> _Work to complete_
Gather the lines below that include the string "房屋坐落地址", copying each in full.

Segment Start: Available data

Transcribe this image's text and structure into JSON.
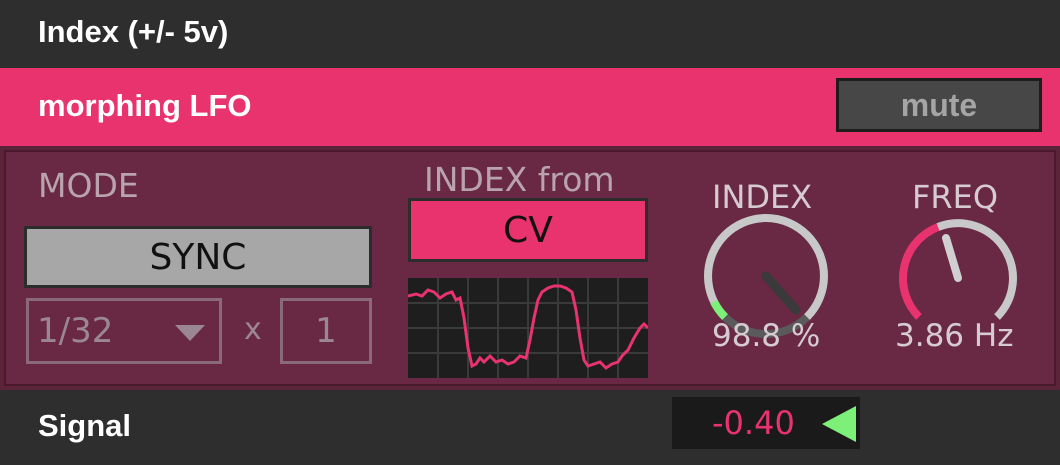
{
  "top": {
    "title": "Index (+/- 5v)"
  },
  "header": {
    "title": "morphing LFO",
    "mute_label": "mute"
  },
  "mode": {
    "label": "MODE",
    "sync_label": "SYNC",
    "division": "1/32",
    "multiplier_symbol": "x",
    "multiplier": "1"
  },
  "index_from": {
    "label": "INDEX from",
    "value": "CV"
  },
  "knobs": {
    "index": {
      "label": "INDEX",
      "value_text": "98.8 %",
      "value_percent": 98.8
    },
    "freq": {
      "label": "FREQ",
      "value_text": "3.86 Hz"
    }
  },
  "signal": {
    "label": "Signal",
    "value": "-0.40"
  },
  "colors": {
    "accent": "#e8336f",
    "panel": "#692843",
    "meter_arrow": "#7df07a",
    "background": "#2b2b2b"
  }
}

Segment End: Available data
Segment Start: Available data

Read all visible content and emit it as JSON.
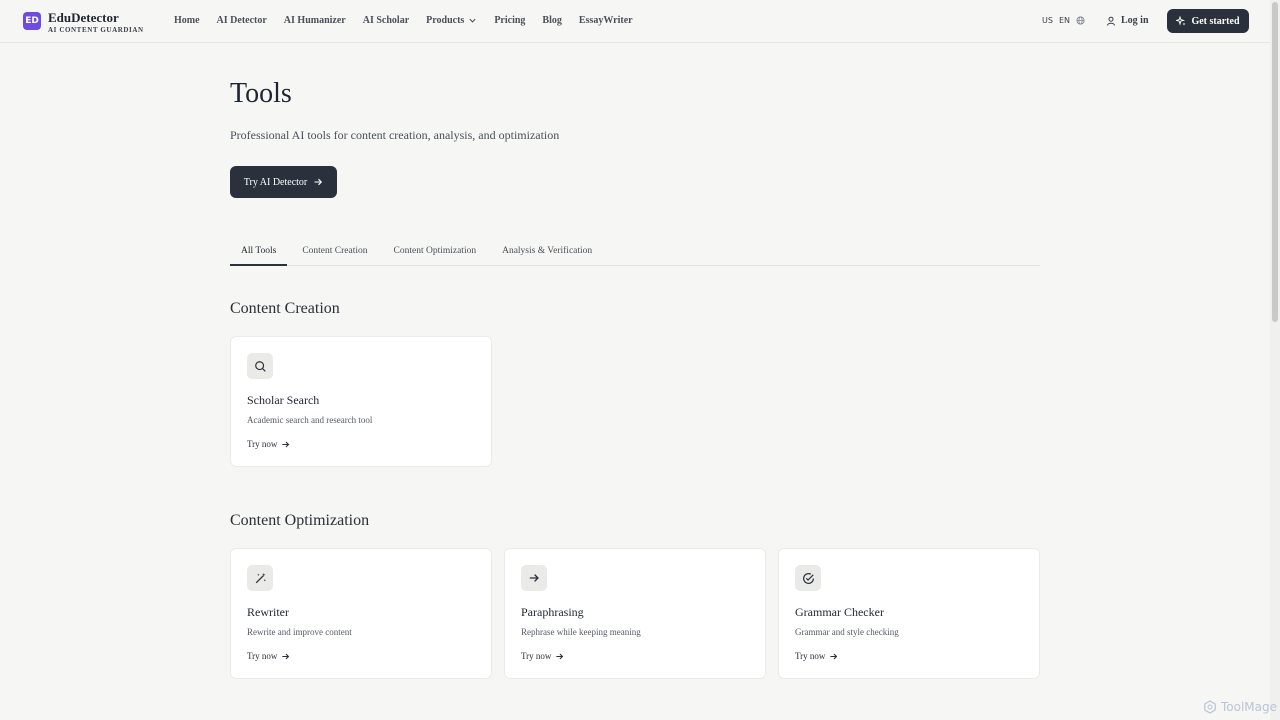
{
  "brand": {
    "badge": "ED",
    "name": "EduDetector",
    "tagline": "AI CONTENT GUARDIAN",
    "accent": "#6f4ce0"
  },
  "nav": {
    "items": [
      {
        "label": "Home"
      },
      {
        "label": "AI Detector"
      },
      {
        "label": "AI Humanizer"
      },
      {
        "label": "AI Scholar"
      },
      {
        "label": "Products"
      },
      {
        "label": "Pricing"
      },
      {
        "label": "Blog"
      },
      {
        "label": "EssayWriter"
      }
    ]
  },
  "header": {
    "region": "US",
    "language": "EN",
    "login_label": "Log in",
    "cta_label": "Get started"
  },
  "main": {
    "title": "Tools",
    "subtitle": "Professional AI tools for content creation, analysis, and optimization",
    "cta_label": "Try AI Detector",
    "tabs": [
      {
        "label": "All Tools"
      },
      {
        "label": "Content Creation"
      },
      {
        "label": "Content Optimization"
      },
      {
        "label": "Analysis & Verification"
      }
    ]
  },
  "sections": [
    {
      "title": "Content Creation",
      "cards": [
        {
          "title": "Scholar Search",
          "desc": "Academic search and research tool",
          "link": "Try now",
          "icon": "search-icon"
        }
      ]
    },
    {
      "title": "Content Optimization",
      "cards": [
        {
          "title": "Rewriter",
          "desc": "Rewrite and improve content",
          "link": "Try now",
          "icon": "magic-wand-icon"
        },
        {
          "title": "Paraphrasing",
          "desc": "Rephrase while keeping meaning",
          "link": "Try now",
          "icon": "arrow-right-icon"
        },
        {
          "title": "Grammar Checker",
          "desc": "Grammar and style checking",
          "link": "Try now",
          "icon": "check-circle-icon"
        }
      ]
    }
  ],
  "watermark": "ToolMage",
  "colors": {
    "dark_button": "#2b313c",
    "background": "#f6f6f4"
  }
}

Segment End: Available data
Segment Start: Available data

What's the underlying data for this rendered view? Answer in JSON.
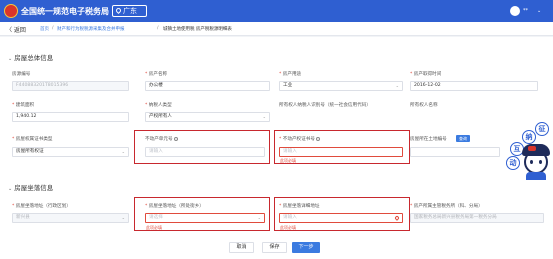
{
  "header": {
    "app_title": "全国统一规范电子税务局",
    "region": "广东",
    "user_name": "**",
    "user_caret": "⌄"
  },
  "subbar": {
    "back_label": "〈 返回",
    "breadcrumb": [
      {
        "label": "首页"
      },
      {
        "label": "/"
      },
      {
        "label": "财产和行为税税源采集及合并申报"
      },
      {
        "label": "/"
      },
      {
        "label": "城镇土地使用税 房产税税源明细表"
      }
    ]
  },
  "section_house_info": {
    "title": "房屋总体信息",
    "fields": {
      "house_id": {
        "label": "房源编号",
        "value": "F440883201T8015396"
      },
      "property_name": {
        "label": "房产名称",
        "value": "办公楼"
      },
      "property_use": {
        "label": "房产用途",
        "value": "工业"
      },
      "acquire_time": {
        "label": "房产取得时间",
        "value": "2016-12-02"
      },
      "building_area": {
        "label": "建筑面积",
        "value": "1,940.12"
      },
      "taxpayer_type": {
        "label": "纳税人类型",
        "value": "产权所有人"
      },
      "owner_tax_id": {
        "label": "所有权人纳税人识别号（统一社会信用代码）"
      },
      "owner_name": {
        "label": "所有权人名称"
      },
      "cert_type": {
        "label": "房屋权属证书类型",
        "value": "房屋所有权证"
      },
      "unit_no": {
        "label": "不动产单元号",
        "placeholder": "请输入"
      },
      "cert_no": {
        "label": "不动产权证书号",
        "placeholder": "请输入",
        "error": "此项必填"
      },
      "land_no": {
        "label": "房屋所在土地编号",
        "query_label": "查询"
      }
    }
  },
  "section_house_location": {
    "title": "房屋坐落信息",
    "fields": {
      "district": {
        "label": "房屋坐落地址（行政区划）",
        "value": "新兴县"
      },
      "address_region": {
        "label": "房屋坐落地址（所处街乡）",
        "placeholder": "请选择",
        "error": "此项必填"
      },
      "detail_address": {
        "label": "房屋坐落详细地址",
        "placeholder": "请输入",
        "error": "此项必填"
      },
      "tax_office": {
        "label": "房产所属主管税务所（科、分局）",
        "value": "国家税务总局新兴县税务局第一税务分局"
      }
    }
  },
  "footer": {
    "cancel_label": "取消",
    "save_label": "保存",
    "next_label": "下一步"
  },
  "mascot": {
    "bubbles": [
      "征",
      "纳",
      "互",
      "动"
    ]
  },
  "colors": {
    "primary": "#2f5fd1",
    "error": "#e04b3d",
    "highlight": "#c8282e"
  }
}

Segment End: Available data

> _Answer to this exercise_
        "label": "房屋坐落地址（行政区划）",
        "label": "房屋坐落地址（所处街乡）",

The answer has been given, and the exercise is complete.